Either way, an investor needs to buy sufficient puts to cover up to 100% of the potential losses on their investments. (As with any type of insurance, the potential loss depends on the value of the asset, the degree of coverage, and the duration of the coverage.) This coverage will be needed for as long as the market is expected to decline. Market recoveries usually occur within three months after an initial decline. To be covered all the time, investors can buy puts that expire and renew annually.
Each put has a strike price that represents the level of the bet that’s make. For cost-effective protection, use a strike price that is “at the money,” or close to the current price of the index. If the strike price is “out of the money,” or higher that the current price of the index, protection will cost more.
If the strike price is lower than the current price of the index (an “out of the money” put), the put will cost less but protection will also be less. Investors and their advisers can calculate the number of puts, expiration and strike price themselves or with any of several available online tool.
Cost of Index Puts
For the index put to be worthwhile, the cost must be far less than the potential loss. The cost of “at the money” puts ranges from 1% to 3% of the amount at risk, depending on the expiration date and the market volatility at the time. This means that the index put becomes profitable if the market declines 1% to 3% or more.
If the value of the investments falls farther than that, the profit from the put will pay for any additional market loss in the investments.

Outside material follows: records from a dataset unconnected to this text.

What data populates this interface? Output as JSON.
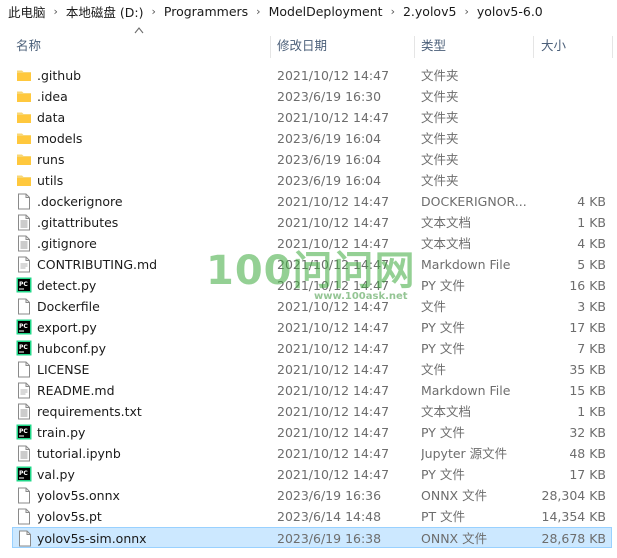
{
  "breadcrumb": [
    "此电脑",
    "本地磁盘 (D:)",
    "Programmers",
    "ModelDeployment",
    "2.yolov5",
    "yolov5-6.0"
  ],
  "columns": {
    "name": "名称",
    "date": "修改日期",
    "type": "类型",
    "size": "大小"
  },
  "watermark": {
    "big": "100问问网",
    "small": "www.100ask.net"
  },
  "files": [
    {
      "name": ".github",
      "date": "2021/10/12 14:47",
      "type": "文件夹",
      "size": "",
      "icon": "folder-icon"
    },
    {
      "name": ".idea",
      "date": "2023/6/19 16:30",
      "type": "文件夹",
      "size": "",
      "icon": "folder-icon"
    },
    {
      "name": "data",
      "date": "2021/10/12 14:47",
      "type": "文件夹",
      "size": "",
      "icon": "folder-icon"
    },
    {
      "name": "models",
      "date": "2023/6/19 16:04",
      "type": "文件夹",
      "size": "",
      "icon": "folder-icon"
    },
    {
      "name": "runs",
      "date": "2023/6/19 16:04",
      "type": "文件夹",
      "size": "",
      "icon": "folder-icon"
    },
    {
      "name": "utils",
      "date": "2023/6/19 16:04",
      "type": "文件夹",
      "size": "",
      "icon": "folder-icon"
    },
    {
      "name": ".dockerignore",
      "date": "2021/10/12 14:47",
      "type": "DOCKERIGNOR...",
      "size": "4 KB",
      "icon": "blank-file-icon"
    },
    {
      "name": ".gitattributes",
      "date": "2021/10/12 14:47",
      "type": "文本文档",
      "size": "1 KB",
      "icon": "text-file-icon"
    },
    {
      "name": ".gitignore",
      "date": "2021/10/12 14:47",
      "type": "文本文档",
      "size": "4 KB",
      "icon": "text-file-icon"
    },
    {
      "name": "CONTRIBUTING.md",
      "date": "2021/10/12 14:47",
      "type": "Markdown File",
      "size": "5 KB",
      "icon": "markdown-file-icon"
    },
    {
      "name": "detect.py",
      "date": "2021/10/12 14:47",
      "type": "PY 文件",
      "size": "16 KB",
      "icon": "pycharm-file-icon"
    },
    {
      "name": "Dockerfile",
      "date": "2021/10/12 14:47",
      "type": "文件",
      "size": "3 KB",
      "icon": "blank-file-icon"
    },
    {
      "name": "export.py",
      "date": "2021/10/12 14:47",
      "type": "PY 文件",
      "size": "17 KB",
      "icon": "pycharm-file-icon"
    },
    {
      "name": "hubconf.py",
      "date": "2021/10/12 14:47",
      "type": "PY 文件",
      "size": "7 KB",
      "icon": "pycharm-file-icon"
    },
    {
      "name": "LICENSE",
      "date": "2021/10/12 14:47",
      "type": "文件",
      "size": "35 KB",
      "icon": "blank-file-icon"
    },
    {
      "name": "README.md",
      "date": "2021/10/12 14:47",
      "type": "Markdown File",
      "size": "15 KB",
      "icon": "markdown-file-icon"
    },
    {
      "name": "requirements.txt",
      "date": "2021/10/12 14:47",
      "type": "文本文档",
      "size": "1 KB",
      "icon": "text-file-icon"
    },
    {
      "name": "train.py",
      "date": "2021/10/12 14:47",
      "type": "PY 文件",
      "size": "32 KB",
      "icon": "pycharm-file-icon"
    },
    {
      "name": "tutorial.ipynb",
      "date": "2021/10/12 14:47",
      "type": "Jupyter 源文件",
      "size": "48 KB",
      "icon": "text-file-icon"
    },
    {
      "name": "val.py",
      "date": "2021/10/12 14:47",
      "type": "PY 文件",
      "size": "17 KB",
      "icon": "pycharm-file-icon"
    },
    {
      "name": "yolov5s.onnx",
      "date": "2023/6/19 16:36",
      "type": "ONNX 文件",
      "size": "28,304 KB",
      "icon": "blank-file-icon"
    },
    {
      "name": "yolov5s.pt",
      "date": "2023/6/14 14:48",
      "type": "PT 文件",
      "size": "14,354 KB",
      "icon": "blank-file-icon"
    },
    {
      "name": "yolov5s-sim.onnx",
      "date": "2023/6/19 16:38",
      "type": "ONNX 文件",
      "size": "28,678 KB",
      "icon": "blank-file-icon",
      "selected": true
    }
  ]
}
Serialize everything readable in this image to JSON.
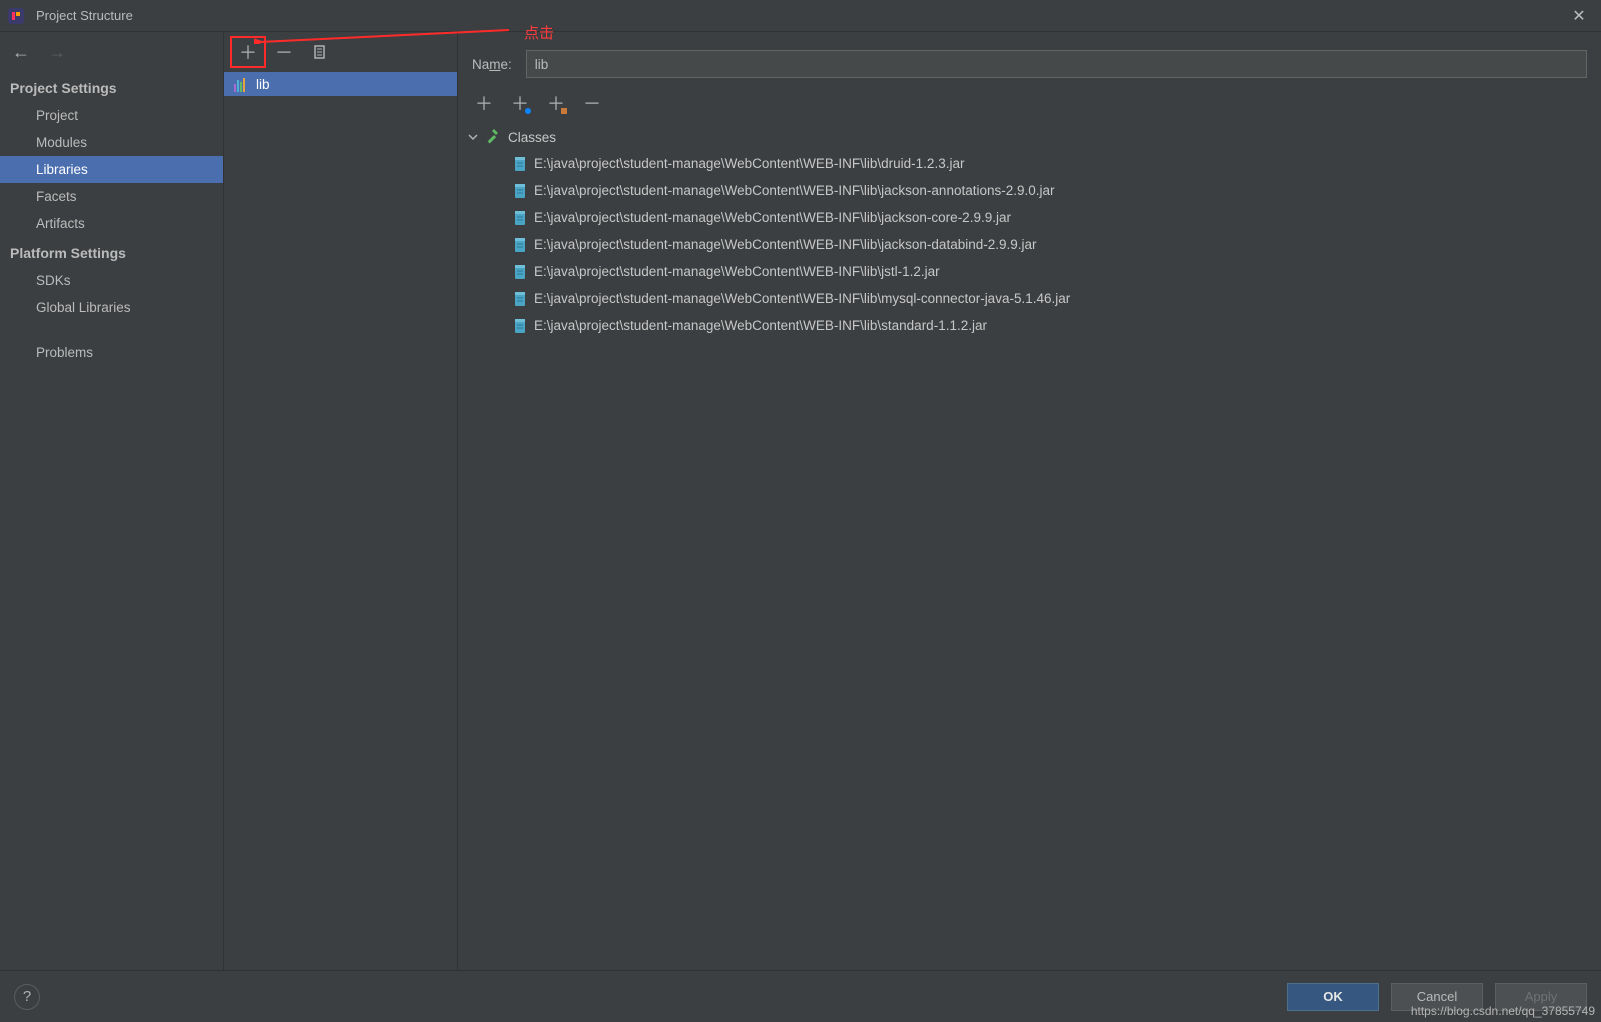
{
  "window": {
    "title": "Project Structure"
  },
  "annotation": {
    "click_label": "点击"
  },
  "sidebar": {
    "section_project": "Project Settings",
    "items_project": [
      {
        "label": "Project"
      },
      {
        "label": "Modules"
      },
      {
        "label": "Libraries"
      },
      {
        "label": "Facets"
      },
      {
        "label": "Artifacts"
      }
    ],
    "section_platform": "Platform Settings",
    "items_platform": [
      {
        "label": "SDKs"
      },
      {
        "label": "Global Libraries"
      }
    ],
    "item_problems": {
      "label": "Problems"
    }
  },
  "lib_list": {
    "items": [
      {
        "label": "lib"
      }
    ]
  },
  "detail": {
    "name_label_pre": "Na",
    "name_label_u": "m",
    "name_label_post": "e:",
    "name_value": "lib",
    "tree_root": "Classes",
    "files": [
      "E:\\java\\project\\student-manage\\WebContent\\WEB-INF\\lib\\druid-1.2.3.jar",
      "E:\\java\\project\\student-manage\\WebContent\\WEB-INF\\lib\\jackson-annotations-2.9.0.jar",
      "E:\\java\\project\\student-manage\\WebContent\\WEB-INF\\lib\\jackson-core-2.9.9.jar",
      "E:\\java\\project\\student-manage\\WebContent\\WEB-INF\\lib\\jackson-databind-2.9.9.jar",
      "E:\\java\\project\\student-manage\\WebContent\\WEB-INF\\lib\\jstl-1.2.jar",
      "E:\\java\\project\\student-manage\\WebContent\\WEB-INF\\lib\\mysql-connector-java-5.1.46.jar",
      "E:\\java\\project\\student-manage\\WebContent\\WEB-INF\\lib\\standard-1.1.2.jar"
    ]
  },
  "footer": {
    "ok": "OK",
    "cancel": "Cancel",
    "apply": "Apply"
  },
  "watermark": "https://blog.csdn.net/qq_37855749"
}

If the market rises, the value of the investments increases and covers the cost of the puts.
This cost of 2% (average of 1% to 3%) lowers investment returns to a far lesser extent than using cash or bonds for protection. Historically (since 1928), a protective allocation to cash has lowered equity returns by 7.6% and to bonds has lowered equity returns by 6.1%.
Risks of Index Puts
Options are bets and therefore can be risky, depending on how they are used. The use described in this article is potentially the safest possible use of options. In fact, the risks here are less than the risks of the investments themselves.
Risks are neutralized by:
- Diversification; achieved by buying a put on a broad-based market index.
- Not using leverage; the options are not financed with borrowed money, but are backed by the investor’s own assets.
- Liquidity; achieved by using the S&P500 Index, the most popular index in the world.
- Trading convenience; the option can be purchased or sold on any trading day.
Use of index puts to protect individual investments is a drag on portfolio performance over the long term. But they help investors avoid the market shocks that occur periodically and cause them to act imprudently in trying to escape volatile markets. For this reason, it is highly prudent for plan sponsors and financial advisers to offer such protection to participants or clients who seek a less bumpy path to retirement income security.
Note: Over recent days, stock prices have benefited from quarter-end rebalancing strategies and a rebound from the fastest drawdown in stock prices ever. However, we believe investors should prepare for more volatility once we move through this short-term market dynamic.
As long as the U.S. remains in a health crisis, the market is unlikely to calm down in a more lasting fashion. Covid-19 cases are growing, and at an uneven pace across the country. It is also unlikely that America as a whole will return to regular activity over the next few weeks. This point alone increases the risk economic/market activity could be volatile, and unpredictable at times.
© 2020 DALBAR. Used by permission.